One water-soluble polysaccharide from Ginkgo biloba leaves with antidepressant activities via modulation of the gut microbiome†

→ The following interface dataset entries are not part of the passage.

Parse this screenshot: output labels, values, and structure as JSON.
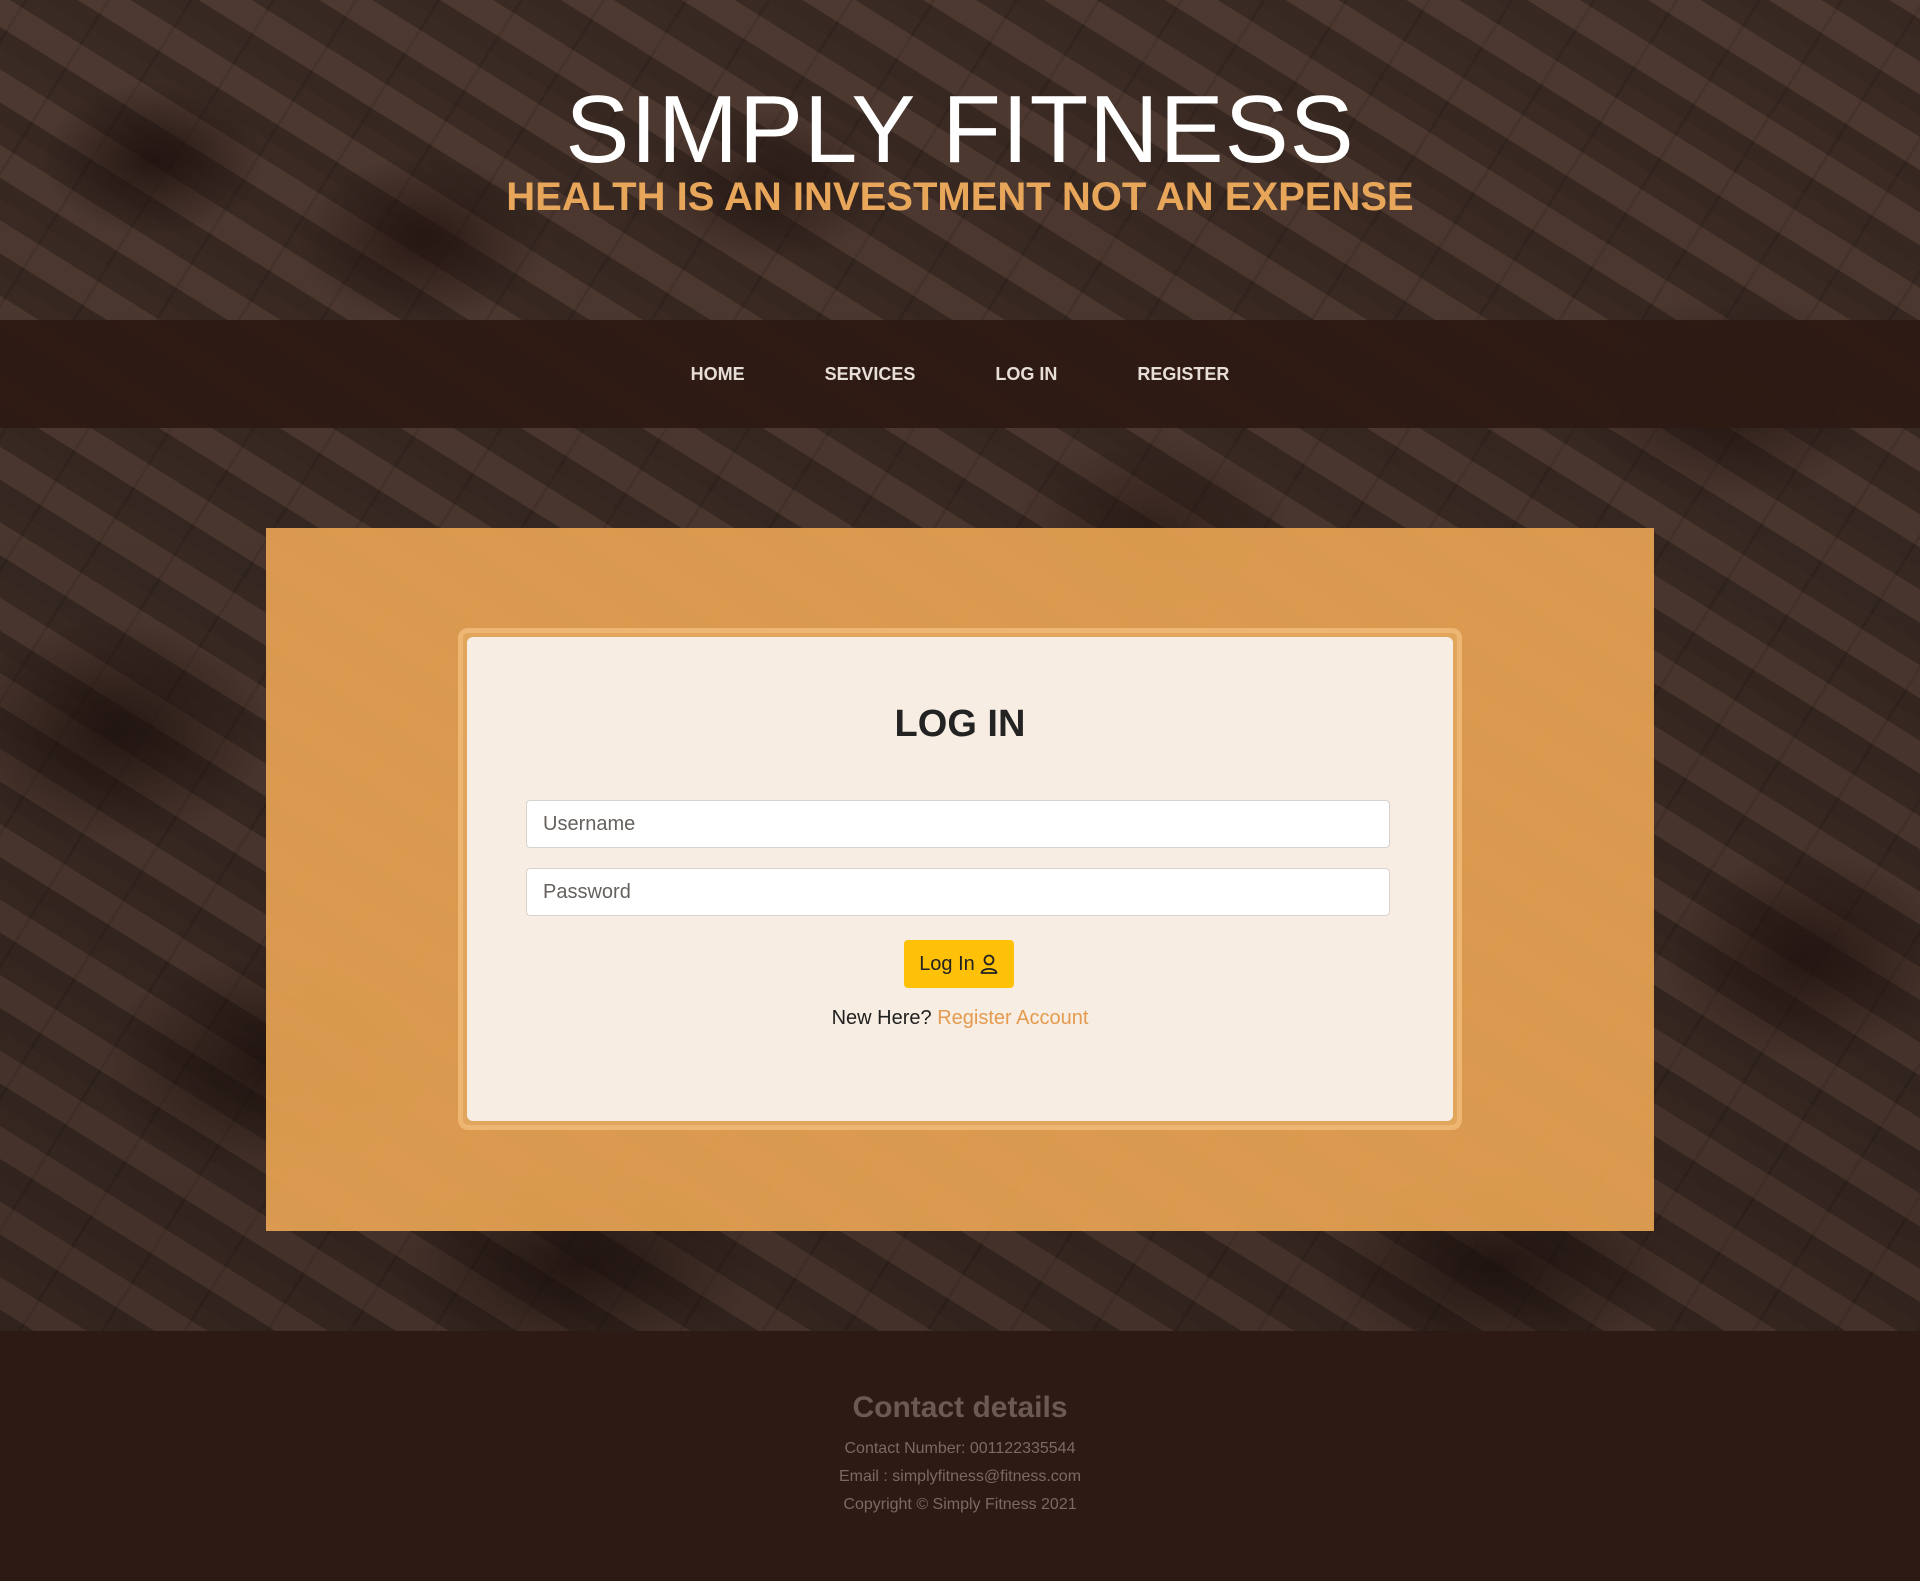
{
  "header": {
    "title": "SIMPLY FITNESS",
    "tagline": "HEALTH IS AN INVESTMENT NOT AN EXPENSE"
  },
  "nav": {
    "items": [
      {
        "label": "HOME"
      },
      {
        "label": "SERVICES"
      },
      {
        "label": "LOG IN"
      },
      {
        "label": "REGISTER"
      }
    ]
  },
  "login": {
    "title": "LOG IN",
    "username": {
      "placeholder": "Username",
      "value": ""
    },
    "password": {
      "placeholder": "Password",
      "value": ""
    },
    "button_label": "Log In",
    "button_icon": "user-icon",
    "prompt_text": "New Here?",
    "register_link": "Register Account"
  },
  "footer": {
    "heading": "Contact details",
    "contact_number": "Contact Number: 001122335544",
    "email": "Email : simplyfitness@fitness.com",
    "copyright": "Copyright © Simply Fitness 2021"
  },
  "colors": {
    "accent": "#e8a65a",
    "panel": "#e6a352",
    "button": "#ffc107",
    "dark": "#2e1a14"
  }
}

Depression, a mental illness characterized by persistent feeling of sadness and loss of interest, has been a serious health problem worldwide. Manipulation of the microbiota by probiotics and prebiotics represents a novel emerging strategy for the treatment of various psychiatric disorders such as major depressive disorders. Here, we show that one water-soluble polysaccharide from Ginkgo biloba leaves (GPS) reduced stress-induced depression and reversed gut dysbiosis. Similar to the antidepressant paroxetine, GPS significantly reduced the immobility times in the tail suspension test (TST) and forced swimming test (FST) and anxiety-like behavior in the open field test (OFT). Consistent with the improvement of depression-like behavior above, GPS mice had elevated serotonin and dopamine levels in multiple brain regions including the hippocampus, cerebral cortex and olfactory bulb, relative to unpredictable chronic mild stress (UCMS) treatment mice. GPS treatment could alleviate the stress-induced reduction in the density of serotonin-positive and dopamine-positive cells. Fecal microbiome transplant (FMT) combined with antibiotic treatment showed that the anti-depressant activity of GPS had a causal relationship with intestinal microbes. By performing a pyrosequencing-based analysis of bacterial 16S rRNA (V3 + V4 region) in fecal of the mice, the results showed that GPS reversed depression-associated gut dysbiosis and increased the richness of Lactobacillus species which has been proven to be a path to relieve depression. Our results demonstrated that the polysaccharide from Ginkgo biloba leaves might be a promising pharmacotherapeutic candidate for treating depression.